▶ Work item
In the records below, find each line with the word "icon" and copy it.

▶ App and web page records
+++++
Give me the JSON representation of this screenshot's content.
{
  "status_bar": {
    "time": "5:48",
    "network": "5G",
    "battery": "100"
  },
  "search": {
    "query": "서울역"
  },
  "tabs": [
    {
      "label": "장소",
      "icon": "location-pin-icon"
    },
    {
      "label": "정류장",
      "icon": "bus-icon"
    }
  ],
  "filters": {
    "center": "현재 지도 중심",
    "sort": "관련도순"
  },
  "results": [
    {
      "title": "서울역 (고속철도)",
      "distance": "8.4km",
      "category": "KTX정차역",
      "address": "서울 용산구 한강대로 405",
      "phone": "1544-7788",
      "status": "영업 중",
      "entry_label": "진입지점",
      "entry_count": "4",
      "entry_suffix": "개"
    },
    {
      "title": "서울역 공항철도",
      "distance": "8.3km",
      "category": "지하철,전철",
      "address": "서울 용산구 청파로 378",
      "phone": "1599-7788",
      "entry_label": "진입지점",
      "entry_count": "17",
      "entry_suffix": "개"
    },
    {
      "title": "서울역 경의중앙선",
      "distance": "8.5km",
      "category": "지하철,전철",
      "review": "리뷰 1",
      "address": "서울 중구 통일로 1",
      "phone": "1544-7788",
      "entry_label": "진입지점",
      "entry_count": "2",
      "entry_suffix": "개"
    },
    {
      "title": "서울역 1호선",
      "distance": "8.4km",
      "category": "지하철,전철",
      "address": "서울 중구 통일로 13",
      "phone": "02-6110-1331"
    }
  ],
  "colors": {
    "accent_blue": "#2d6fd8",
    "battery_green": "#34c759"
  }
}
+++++
▶ Output for this task
      "icon": "location-pin-icon"
      "icon": "bus-icon"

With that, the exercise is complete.